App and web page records
== == ==

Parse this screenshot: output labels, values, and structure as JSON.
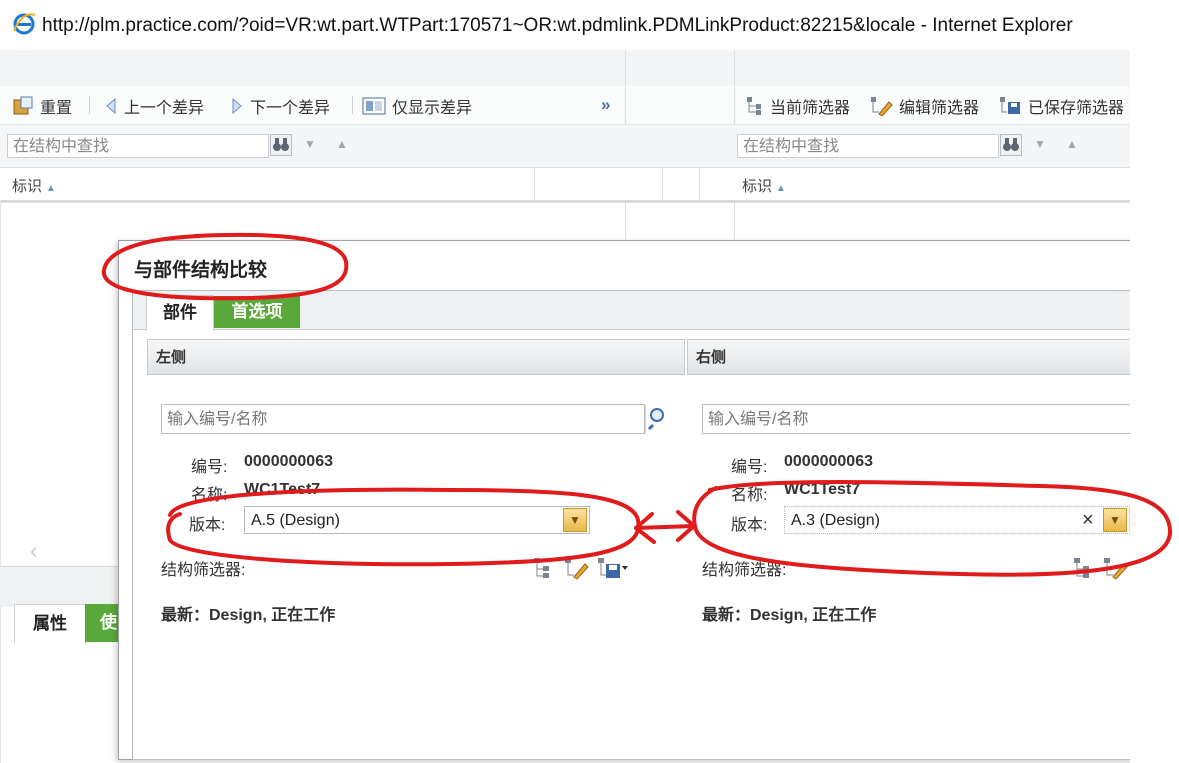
{
  "window": {
    "title": "http://plm.practice.com/?oid=VR:wt.part.WTPart:170571~OR:wt.pdmlink.PDMLinkProduct:82215&locale - Internet Explorer",
    "browser_icon": "internet-explorer-icon"
  },
  "left_toolbar": {
    "reset_label": "重置",
    "prev_diff_label": "上一个差异",
    "next_diff_label": "下一个差异",
    "show_diff_only_label": "仅显示差异",
    "more_label": "»"
  },
  "right_toolbar": {
    "current_filter_label": "当前筛选器",
    "edit_filter_label": "编辑筛选器",
    "saved_filter_label": "已保存筛选器"
  },
  "structure_search": {
    "left_placeholder": "在结构中查找",
    "right_placeholder": "在结构中查找"
  },
  "tree_columns": {
    "left_identifier": "标识",
    "right_identifier": "标识"
  },
  "bottom_left_tabs": {
    "attributes_label": "属性",
    "usage_label": "使"
  },
  "dialog": {
    "title": "与部件结构比较",
    "tabs": {
      "part_label": "部件",
      "preferences_label": "首选项"
    },
    "left": {
      "header": "左侧",
      "search_placeholder": "输入编号/名称",
      "number_label": "编号:",
      "number_value": "0000000063",
      "name_label": "名称:",
      "name_value": "WC1Test7",
      "version_label": "版本:",
      "version_value": "A.5 (Design)",
      "structure_filter_label": "结构筛选器:",
      "latest_text": "最新：Design, 正在工作"
    },
    "right": {
      "header": "右侧",
      "search_placeholder": "输入编号/名称",
      "number_label": "编号:",
      "number_value": "0000000063",
      "name_label": "名称:",
      "name_value": "WC1Test7",
      "version_label": "版本:",
      "version_value": "A.3 (Design)",
      "clear_symbol": "×",
      "structure_filter_label": "结构筛选器:",
      "latest_text": "最新：Design, 正在工作"
    }
  },
  "colors": {
    "green_tab": "#5aa83a",
    "annotation_red": "#e01b1b",
    "dropdown_gold": "#e9b94a"
  }
}
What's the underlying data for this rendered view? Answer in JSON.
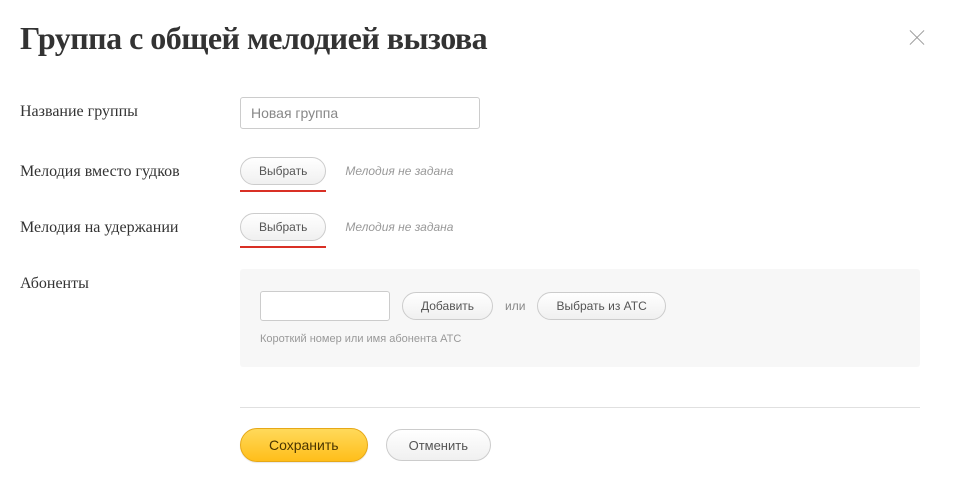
{
  "header": {
    "title": "Группа с общей мелодией вызова"
  },
  "form": {
    "name": {
      "label": "Название группы",
      "value": "Новая группа"
    },
    "ringback": {
      "label": "Мелодия вместо гудков",
      "select_button": "Выбрать",
      "status": "Мелодия не задана"
    },
    "hold": {
      "label": "Мелодия на удержании",
      "select_button": "Выбрать",
      "status": "Мелодия не задана"
    },
    "subscribers": {
      "label": "Абоненты",
      "add_button": "Добавить",
      "or_text": "или",
      "select_from_ats": "Выбрать из АТС",
      "hint": "Короткий номер или имя абонента АТС"
    }
  },
  "footer": {
    "save": "Сохранить",
    "cancel": "Отменить"
  }
}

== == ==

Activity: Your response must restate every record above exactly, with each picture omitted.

Reply:
Parse this screenshot: output labels, values, and structure as JSON.
{
  "window": {
    "title": "http://plm.practice.com/?oid=VR:wt.part.WTPart:170571~OR:wt.pdmlink.PDMLinkProduct:82215&locale - Internet Explorer",
    "browser_icon": "internet-explorer-icon"
  },
  "left_toolbar": {
    "reset_label": "重置",
    "prev_diff_label": "上一个差异",
    "next_diff_label": "下一个差异",
    "show_diff_only_label": "仅显示差异",
    "more_label": "»"
  },
  "right_toolbar": {
    "current_filter_label": "当前筛选器",
    "edit_filter_label": "编辑筛选器",
    "saved_filter_label": "已保存筛选器"
  },
  "structure_search": {
    "left_placeholder": "在结构中查找",
    "right_placeholder": "在结构中查找"
  },
  "tree_columns": {
    "left_identifier": "标识",
    "right_identifier": "标识"
  },
  "bottom_left_tabs": {
    "attributes_label": "属性",
    "usage_label": "使"
  },
  "dialog": {
    "title": "与部件结构比较",
    "tabs": {
      "part_label": "部件",
      "preferences_label": "首选项"
    },
    "left": {
      "header": "左侧",
      "search_placeholder": "输入编号/名称",
      "number_label": "编号:",
      "number_value": "0000000063",
      "name_label": "名称:",
      "name_value": "WC1Test7",
      "version_label": "版本:",
      "version_value": "A.5 (Design)",
      "structure_filter_label": "结构筛选器:",
      "latest_text": "最新：Design, 正在工作"
    },
    "right": {
      "header": "右侧",
      "search_placeholder": "输入编号/名称",
      "number_label": "编号:",
      "number_value": "0000000063",
      "name_label": "名称:",
      "name_value": "WC1Test7",
      "version_label": "版本:",
      "version_value": "A.3 (Design)",
      "clear_symbol": "×",
      "structure_filter_label": "结构筛选器:",
      "latest_text": "最新：Design, 正在工作"
    }
  },
  "colors": {
    "green_tab": "#5aa83a",
    "annotation_red": "#e01b1b",
    "dropdown_gold": "#e9b94a"
  }
}
What's the underlying data for this rendered view? Answer in JSON.
{
  "header": {
    "title": "Группа с общей мелодией вызова"
  },
  "form": {
    "name": {
      "label": "Название группы",
      "value": "Новая группа"
    },
    "ringback": {
      "label": "Мелодия вместо гудков",
      "select_button": "Выбрать",
      "status": "Мелодия не задана"
    },
    "hold": {
      "label": "Мелодия на удержании",
      "select_button": "Выбрать",
      "status": "Мелодия не задана"
    },
    "subscribers": {
      "label": "Абоненты",
      "add_button": "Добавить",
      "or_text": "или",
      "select_from_ats": "Выбрать из АТС",
      "hint": "Короткий номер или имя абонента АТС"
    }
  },
  "footer": {
    "save": "Сохранить",
    "cancel": "Отменить"
  }
}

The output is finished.